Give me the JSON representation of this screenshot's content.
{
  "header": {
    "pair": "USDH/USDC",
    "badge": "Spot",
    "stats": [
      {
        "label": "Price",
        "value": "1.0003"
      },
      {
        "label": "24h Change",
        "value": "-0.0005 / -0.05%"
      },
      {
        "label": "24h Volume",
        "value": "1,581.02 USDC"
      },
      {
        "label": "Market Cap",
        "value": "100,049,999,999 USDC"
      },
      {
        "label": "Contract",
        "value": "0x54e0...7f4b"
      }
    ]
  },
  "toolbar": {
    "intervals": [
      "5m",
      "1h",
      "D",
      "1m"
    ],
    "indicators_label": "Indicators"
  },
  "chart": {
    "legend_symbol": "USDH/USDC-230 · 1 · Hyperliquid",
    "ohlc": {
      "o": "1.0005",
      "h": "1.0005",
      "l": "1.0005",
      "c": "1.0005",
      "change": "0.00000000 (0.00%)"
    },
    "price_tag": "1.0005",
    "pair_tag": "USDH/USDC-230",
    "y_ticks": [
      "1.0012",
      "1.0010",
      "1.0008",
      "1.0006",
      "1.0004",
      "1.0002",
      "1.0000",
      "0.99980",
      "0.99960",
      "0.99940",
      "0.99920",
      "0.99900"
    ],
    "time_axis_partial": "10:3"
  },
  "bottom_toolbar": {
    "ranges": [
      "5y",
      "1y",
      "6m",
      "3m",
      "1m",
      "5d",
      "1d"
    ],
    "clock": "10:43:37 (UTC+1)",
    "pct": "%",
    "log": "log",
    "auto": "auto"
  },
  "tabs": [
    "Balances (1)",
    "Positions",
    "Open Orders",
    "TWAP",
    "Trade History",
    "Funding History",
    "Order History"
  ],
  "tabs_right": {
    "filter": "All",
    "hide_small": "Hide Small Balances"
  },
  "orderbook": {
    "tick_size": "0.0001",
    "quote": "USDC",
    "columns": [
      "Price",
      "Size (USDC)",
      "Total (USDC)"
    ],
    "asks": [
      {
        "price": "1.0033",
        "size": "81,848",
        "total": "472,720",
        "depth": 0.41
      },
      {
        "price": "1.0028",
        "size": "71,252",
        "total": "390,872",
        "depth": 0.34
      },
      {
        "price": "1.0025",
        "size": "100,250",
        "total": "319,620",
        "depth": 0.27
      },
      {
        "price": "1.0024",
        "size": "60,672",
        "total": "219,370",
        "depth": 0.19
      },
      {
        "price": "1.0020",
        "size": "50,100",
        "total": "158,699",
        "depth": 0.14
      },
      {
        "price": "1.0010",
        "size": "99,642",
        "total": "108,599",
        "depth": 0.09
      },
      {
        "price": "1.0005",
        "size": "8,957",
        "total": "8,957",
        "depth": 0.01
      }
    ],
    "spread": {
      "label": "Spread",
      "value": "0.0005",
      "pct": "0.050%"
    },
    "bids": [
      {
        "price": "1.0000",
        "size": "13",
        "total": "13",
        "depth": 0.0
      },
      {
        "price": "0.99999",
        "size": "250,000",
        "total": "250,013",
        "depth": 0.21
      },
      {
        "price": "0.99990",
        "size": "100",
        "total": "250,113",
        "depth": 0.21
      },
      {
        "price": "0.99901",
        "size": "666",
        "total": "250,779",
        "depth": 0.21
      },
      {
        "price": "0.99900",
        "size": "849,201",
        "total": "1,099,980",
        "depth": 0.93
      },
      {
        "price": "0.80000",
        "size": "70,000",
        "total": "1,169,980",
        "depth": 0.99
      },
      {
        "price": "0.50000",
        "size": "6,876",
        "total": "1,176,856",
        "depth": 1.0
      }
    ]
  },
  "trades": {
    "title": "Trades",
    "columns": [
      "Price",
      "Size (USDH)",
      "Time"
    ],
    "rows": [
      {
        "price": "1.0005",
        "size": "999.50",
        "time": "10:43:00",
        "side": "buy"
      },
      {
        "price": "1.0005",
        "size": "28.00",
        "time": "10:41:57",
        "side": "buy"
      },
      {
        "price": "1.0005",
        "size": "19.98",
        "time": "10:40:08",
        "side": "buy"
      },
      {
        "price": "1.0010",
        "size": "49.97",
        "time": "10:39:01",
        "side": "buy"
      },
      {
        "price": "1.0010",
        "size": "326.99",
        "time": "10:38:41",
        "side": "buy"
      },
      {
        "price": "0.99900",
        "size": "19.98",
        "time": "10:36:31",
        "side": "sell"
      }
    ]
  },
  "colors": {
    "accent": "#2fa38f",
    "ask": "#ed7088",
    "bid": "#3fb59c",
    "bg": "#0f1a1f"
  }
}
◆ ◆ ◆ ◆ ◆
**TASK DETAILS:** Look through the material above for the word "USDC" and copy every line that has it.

**RESPONSE:**
    "pair": "USDH/USDC",
        "value": "1,581.02 USDC"
        "value": "100,049,999,999 USDC"
    "legend_symbol": "USDH/USDC-230 · 1 · Hyperliquid",
    "pair_tag": "USDH/USDC-230",
    "quote": "USDC",
      "Size (USDC)",
      "Total (USDC)"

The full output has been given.